Top of ENTRIES PROVIDED
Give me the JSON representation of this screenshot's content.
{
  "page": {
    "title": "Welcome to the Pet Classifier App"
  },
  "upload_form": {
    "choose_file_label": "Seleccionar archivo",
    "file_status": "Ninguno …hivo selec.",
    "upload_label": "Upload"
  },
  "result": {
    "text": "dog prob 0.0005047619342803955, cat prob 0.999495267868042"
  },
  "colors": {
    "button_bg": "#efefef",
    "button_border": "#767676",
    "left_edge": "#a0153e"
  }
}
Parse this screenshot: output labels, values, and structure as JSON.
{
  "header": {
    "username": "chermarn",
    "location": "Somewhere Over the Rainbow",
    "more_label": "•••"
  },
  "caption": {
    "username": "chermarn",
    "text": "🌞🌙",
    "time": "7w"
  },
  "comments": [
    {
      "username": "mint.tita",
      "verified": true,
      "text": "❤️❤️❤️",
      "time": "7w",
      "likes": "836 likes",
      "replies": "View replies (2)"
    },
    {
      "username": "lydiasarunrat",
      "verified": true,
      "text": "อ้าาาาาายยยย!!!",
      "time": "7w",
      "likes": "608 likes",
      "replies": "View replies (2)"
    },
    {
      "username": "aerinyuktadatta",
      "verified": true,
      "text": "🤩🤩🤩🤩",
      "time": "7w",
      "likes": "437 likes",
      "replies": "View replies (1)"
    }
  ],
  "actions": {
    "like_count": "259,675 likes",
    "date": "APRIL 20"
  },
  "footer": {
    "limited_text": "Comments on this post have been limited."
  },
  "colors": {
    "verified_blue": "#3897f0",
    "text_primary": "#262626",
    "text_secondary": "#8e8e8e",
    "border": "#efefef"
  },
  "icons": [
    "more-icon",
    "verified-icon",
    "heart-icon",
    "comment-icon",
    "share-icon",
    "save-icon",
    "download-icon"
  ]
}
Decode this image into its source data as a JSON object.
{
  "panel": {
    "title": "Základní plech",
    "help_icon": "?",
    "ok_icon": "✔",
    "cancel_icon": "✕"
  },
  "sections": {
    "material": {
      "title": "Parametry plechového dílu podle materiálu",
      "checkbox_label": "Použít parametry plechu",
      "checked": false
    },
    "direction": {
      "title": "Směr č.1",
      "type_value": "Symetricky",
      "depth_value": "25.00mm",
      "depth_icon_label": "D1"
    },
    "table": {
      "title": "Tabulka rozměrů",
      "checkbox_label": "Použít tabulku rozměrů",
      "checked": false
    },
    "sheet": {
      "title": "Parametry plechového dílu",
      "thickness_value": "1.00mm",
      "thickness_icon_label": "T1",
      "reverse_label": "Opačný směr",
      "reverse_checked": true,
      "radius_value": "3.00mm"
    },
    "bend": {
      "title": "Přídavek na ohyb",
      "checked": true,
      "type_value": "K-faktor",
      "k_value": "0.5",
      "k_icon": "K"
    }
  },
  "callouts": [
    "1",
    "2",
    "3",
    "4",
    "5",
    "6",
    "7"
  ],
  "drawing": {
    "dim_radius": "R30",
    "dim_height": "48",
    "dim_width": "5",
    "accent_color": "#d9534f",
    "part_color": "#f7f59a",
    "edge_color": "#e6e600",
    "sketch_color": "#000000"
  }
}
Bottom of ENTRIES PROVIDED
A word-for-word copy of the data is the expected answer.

Give me the JSON representation of this screenshot's content.
{
  "page": {
    "title": "Welcome to the Pet Classifier App"
  },
  "upload_form": {
    "choose_file_label": "Seleccionar archivo",
    "file_status": "Ninguno …hivo selec.",
    "upload_label": "Upload"
  },
  "result": {
    "text": "dog prob 0.0005047619342803955, cat prob 0.999495267868042"
  },
  "colors": {
    "button_bg": "#efefef",
    "button_border": "#767676",
    "left_edge": "#a0153e"
  }
}
Parse this screenshot: output labels, values, and structure as JSON.
{
  "header": {
    "username": "chermarn",
    "location": "Somewhere Over the Rainbow",
    "more_label": "•••"
  },
  "caption": {
    "username": "chermarn",
    "text": "🌞🌙",
    "time": "7w"
  },
  "comments": [
    {
      "username": "mint.tita",
      "verified": true,
      "text": "❤️❤️❤️",
      "time": "7w",
      "likes": "836 likes",
      "replies": "View replies (2)"
    },
    {
      "username": "lydiasarunrat",
      "verified": true,
      "text": "อ้าาาาาายยยย!!!",
      "time": "7w",
      "likes": "608 likes",
      "replies": "View replies (2)"
    },
    {
      "username": "aerinyuktadatta",
      "verified": true,
      "text": "🤩🤩🤩🤩",
      "time": "7w",
      "likes": "437 likes",
      "replies": "View replies (1)"
    }
  ],
  "actions": {
    "like_count": "259,675 likes",
    "date": "APRIL 20"
  },
  "footer": {
    "limited_text": "Comments on this post have been limited."
  },
  "colors": {
    "verified_blue": "#3897f0",
    "text_primary": "#262626",
    "text_secondary": "#8e8e8e",
    "border": "#efefef"
  },
  "icons": [
    "more-icon",
    "verified-icon",
    "heart-icon",
    "comment-icon",
    "share-icon",
    "save-icon",
    "download-icon"
  ]
}
Decode this image into its source data as a JSON object.
{
  "panel": {
    "title": "Základní plech",
    "help_icon": "?",
    "ok_icon": "✔",
    "cancel_icon": "✕"
  },
  "sections": {
    "material": {
      "title": "Parametry plechového dílu podle materiálu",
      "checkbox_label": "Použít parametry plechu",
      "checked": false
    },
    "direction": {
      "title": "Směr č.1",
      "type_value": "Symetricky",
      "depth_value": "25.00mm",
      "depth_icon_label": "D1"
    },
    "table": {
      "title": "Tabulka rozměrů",
      "checkbox_label": "Použít tabulku rozměrů",
      "checked": false
    },
    "sheet": {
      "title": "Parametry plechového dílu",
      "thickness_value": "1.00mm",
      "thickness_icon_label": "T1",
      "reverse_label": "Opačný směr",
      "reverse_checked": true,
      "radius_value": "3.00mm"
    },
    "bend": {
      "title": "Přídavek na ohyb",
      "checked": true,
      "type_value": "K-faktor",
      "k_value": "0.5",
      "k_icon": "K"
    }
  },
  "callouts": [
    "1",
    "2",
    "3",
    "4",
    "5",
    "6",
    "7"
  ],
  "drawing": {
    "dim_radius": "R30",
    "dim_height": "48",
    "dim_width": "5",
    "accent_color": "#d9534f",
    "part_color": "#f7f59a",
    "edge_color": "#e6e600",
    "sketch_color": "#000000"
  }
}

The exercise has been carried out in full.